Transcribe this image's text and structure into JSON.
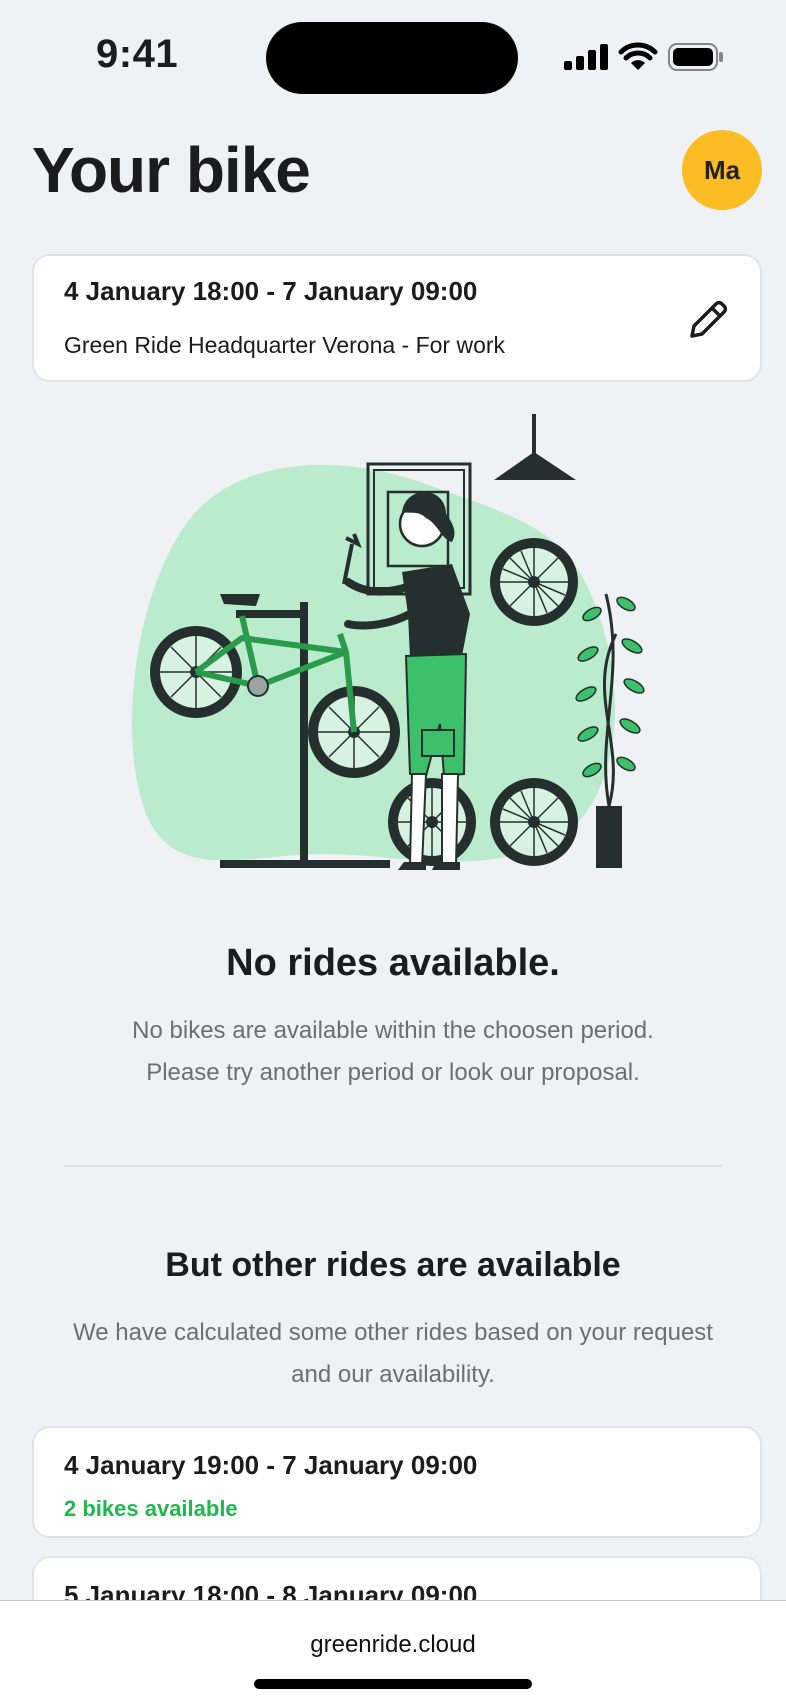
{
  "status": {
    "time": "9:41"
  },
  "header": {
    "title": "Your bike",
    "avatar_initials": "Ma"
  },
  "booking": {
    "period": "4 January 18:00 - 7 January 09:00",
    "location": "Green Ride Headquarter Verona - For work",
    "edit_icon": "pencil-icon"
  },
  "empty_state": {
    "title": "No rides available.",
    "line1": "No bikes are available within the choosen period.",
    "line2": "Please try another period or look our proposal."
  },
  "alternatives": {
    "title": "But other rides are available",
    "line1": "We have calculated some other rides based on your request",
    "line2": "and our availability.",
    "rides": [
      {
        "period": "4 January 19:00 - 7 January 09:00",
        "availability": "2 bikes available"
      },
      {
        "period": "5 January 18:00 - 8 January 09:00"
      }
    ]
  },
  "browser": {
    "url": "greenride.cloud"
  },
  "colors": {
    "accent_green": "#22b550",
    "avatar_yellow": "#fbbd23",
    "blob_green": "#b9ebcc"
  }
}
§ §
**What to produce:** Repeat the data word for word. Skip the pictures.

**Response to this exercise:**
Transcribe this image's text and structure into JSON.
{
  "status": {
    "time": "9:41"
  },
  "header": {
    "title": "Your bike",
    "avatar_initials": "Ma"
  },
  "booking": {
    "period": "4 January 18:00 - 7 January 09:00",
    "location": "Green Ride Headquarter Verona - For work",
    "edit_icon": "pencil-icon"
  },
  "empty_state": {
    "title": "No rides available.",
    "line1": "No bikes are available within the choosen period.",
    "line2": "Please try another period or look our proposal."
  },
  "alternatives": {
    "title": "But other rides are available",
    "line1": "We have calculated some other rides based on your request",
    "line2": "and our availability.",
    "rides": [
      {
        "period": "4 January 19:00 - 7 January 09:00",
        "availability": "2 bikes available"
      },
      {
        "period": "5 January 18:00 - 8 January 09:00"
      }
    ]
  },
  "browser": {
    "url": "greenride.cloud"
  },
  "colors": {
    "accent_green": "#22b550",
    "avatar_yellow": "#fbbd23",
    "blob_green": "#b9ebcc"
  }
}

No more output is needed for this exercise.